Neena Saith, senior catastrophe response manager at RMS, noted initial reports of widespread damage and thousands of fatalities in Haiti. “Around Port-au-Prince there’s a striking contrast of high-end properties and shanty housing extending up the hillsides, with no building regulations in force to protect against earthquake damage,” she said.
“Early reports suggest hundreds of buildings have collapsed in Port-au-Prince, including the presidential palace, the World Bank local offices, hotels, a hospital, the University and the United Nations headquarters. Hundreds of other buildings have also been destroyed or sustained severe damage. Hundreds of thousands of people are estimated to be made homeless; however, this is a very early estimation.”
Mary Lou Zoback, vice president for Earthquake Risk Applications at RMS, said Haiti is the poorest country in the Western Hemisphere with 80 percent of the population living under the poverty line and over 50 percent in abject poverty.
“As rural poor migrate to the major cities they often take up residence in shanty towns on the city margins. They live in self-constructed homes, built using available materials. This substandard construction cannot stand up to the frequent hurricanes, landslides and earthquakes that strike so many capital cities such as in Latin America, including Port-au-Prince,” she said.
Across Haiti’s infrastructure disruption created cutoffs in water, electricity and telephone services and widespread power outages. The damage hampered relief efforts and limited the amount of information reaching other countries.
The last major earthquake to hit Port-au-Prince occurred in 1770, causing 250 deaths and extensive damage. In recent years, only relatively minor earthquakes have been recorded, such as those in 1990 and 1994, with minimal to no damage, RMS said.
AIR Worldwide modeling firm said the Caribbean Catastrophe Risk Insurance Facility (CCRIF)?a parametric insurance pool?launched in 2007 to limit the financial impact of catastrophic hurricanes and earthquakes by providing short-term liquidity when a policy is triggered. has issued a statement indicating that yesterday’s earthquake will likely trigger a payout.
A CAT-i report from Guy Carpenter reinsurance brokerage said cited a U.S. Geological Survey figure that three million people live in areas impacted by heavy quake intensity equivalent to very strong shaking with the potential for moderate to heavy damage.
It noted initial reports of widespread destruction, with heavily damaged structures that include the presidential palace, the five-story United Nations headquarters, World Bank offices, and collapsed hospitals and hotels in Port-au-Prince.

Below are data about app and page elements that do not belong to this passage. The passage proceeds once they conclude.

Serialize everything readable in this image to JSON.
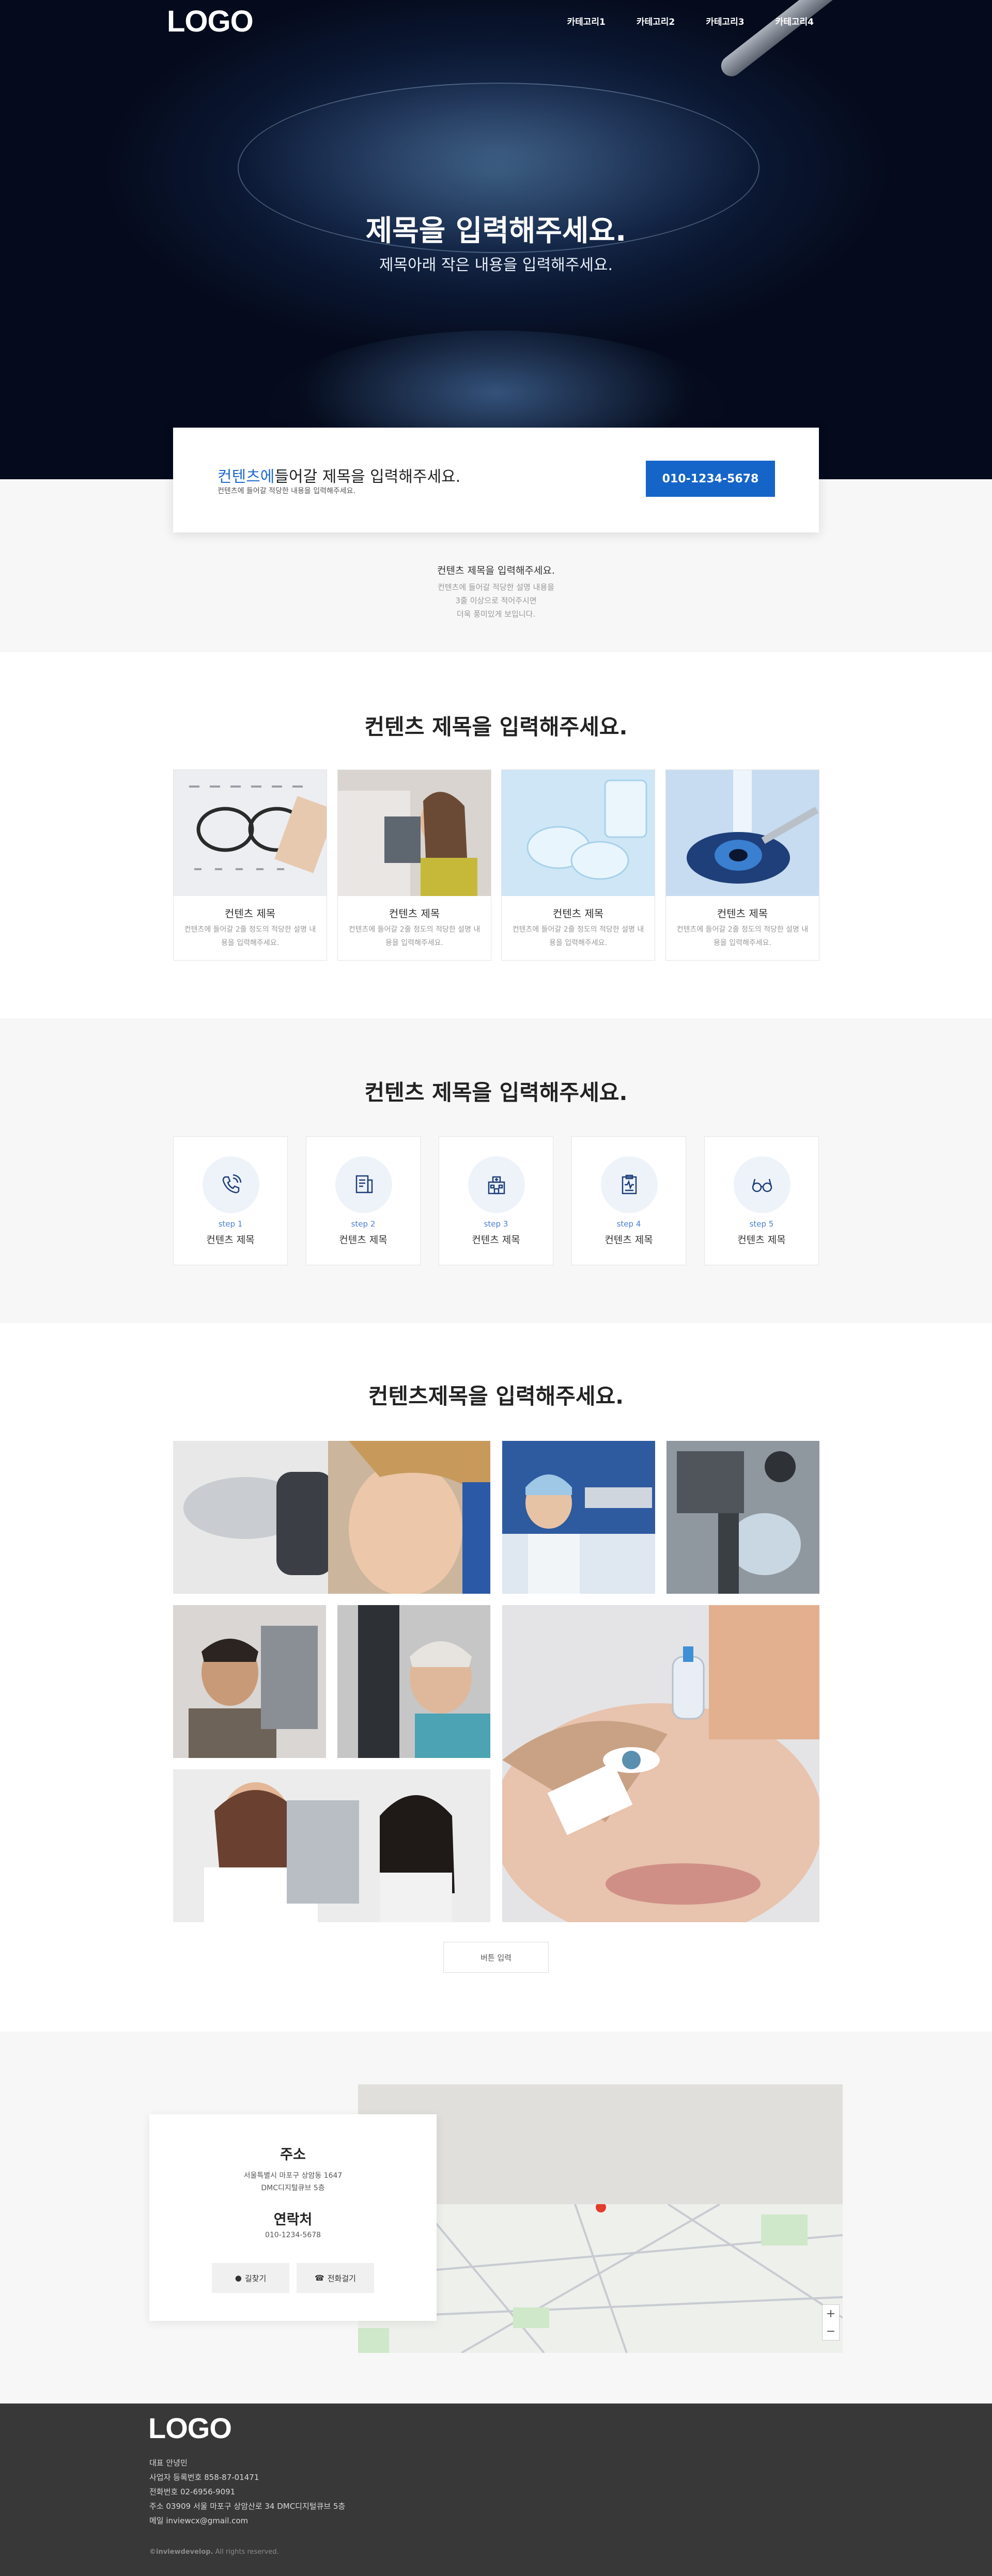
{
  "header": {
    "logo": "LOGO",
    "nav": [
      "카테고리1",
      "카테고리2",
      "카테고리3",
      "카테고리4"
    ]
  },
  "hero": {
    "title": "제목을 입력해주세요.",
    "subtitle": "제목아래 작은 내용을 입력해주세요."
  },
  "contact_bar": {
    "title_highlight": "컨텐츠에",
    "title_rest": "들어갈 제목을 입력해주세요.",
    "subtitle": "컨텐츠에 들어갈 적당한 내용을 입력해주세요.",
    "phone": "010-1234-5678"
  },
  "notice": {
    "heading": "컨텐츠 제목을 입력해주세요.",
    "lines": [
      "컨텐츠에 들어갈 적당한 설명 내용을",
      "3줄 이상으로 적어주시면",
      "더욱 풍미있게 보입니다."
    ]
  },
  "section1": {
    "title": "컨텐츠 제목을 입력해주세요.",
    "cards": [
      {
        "title": "컨텐츠 제목",
        "desc": "컨텐츠에 들어갈 2줄 정도의 적당한 설명 내용을 입력해주세요."
      },
      {
        "title": "컨텐츠 제목",
        "desc": "컨텐츠에 들어갈 2줄 정도의 적당한 설명 내용을 입력해주세요."
      },
      {
        "title": "컨텐츠 제목",
        "desc": "컨텐츠에 들어갈 2줄 정도의 적당한 설명 내용을 입력해주세요."
      },
      {
        "title": "컨텐츠 제목",
        "desc": "컨텐츠에 들어갈 2줄 정도의 적당한 설명 내용을 입력해주세요."
      }
    ]
  },
  "section2": {
    "title": "컨텐츠 제목을 입력해주세요.",
    "steps": [
      {
        "step": "step 1",
        "title": "컨텐츠 제목",
        "icon": "phone-icon"
      },
      {
        "step": "step 2",
        "title": "컨텐츠 제목",
        "icon": "document-icon"
      },
      {
        "step": "step 3",
        "title": "컨텐츠 제목",
        "icon": "hospital-icon"
      },
      {
        "step": "step 4",
        "title": "컨텐츠 제목",
        "icon": "clipboard-icon"
      },
      {
        "step": "step 5",
        "title": "컨텐츠 제목",
        "icon": "glasses-icon"
      }
    ]
  },
  "section3": {
    "title": "컨텐츠제목을 입력해주세요.",
    "more_button": "버튼 입력"
  },
  "location": {
    "address_heading": "주소",
    "address_line1": "서울특별시 마포구 상암동 1647",
    "address_line2": "DMC디지털큐브 5층",
    "contact_heading": "연락처",
    "contact_phone": "010-1234-5678",
    "route_button": "길찾기",
    "call_button": "전화걸기"
  },
  "footer": {
    "logo": "LOGO",
    "lines": [
      "대표 안녕민",
      "사업자 등록번호 858-87-01471",
      "전화번호 02-6956-9091",
      "주소 03909 서울 마포구 상암산로 34 DMC디지털큐브 5층",
      "메일 inviewcx@gmail.com"
    ],
    "copyright_brand": "©inviewdevelop.",
    "copyright_rest": " All rights reserved."
  },
  "colors": {
    "accent": "#1565c8",
    "step_text": "#4a7fd0",
    "footer_bg": "#383838",
    "section_grey": "#f7f7f7"
  }
}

Guillermo Franco, senior research engineer at AIR Worldwide modeling firm in Boston noted that “Haiti has suffered more than its fair share of disaster in recent years. In 2008, it was hit by four tropical cyclones—Fay, Gustav, Hanna and Ike—in the course of three weeks. In 2004, Hurricane Jeanne brought extensive flooding and landslides.”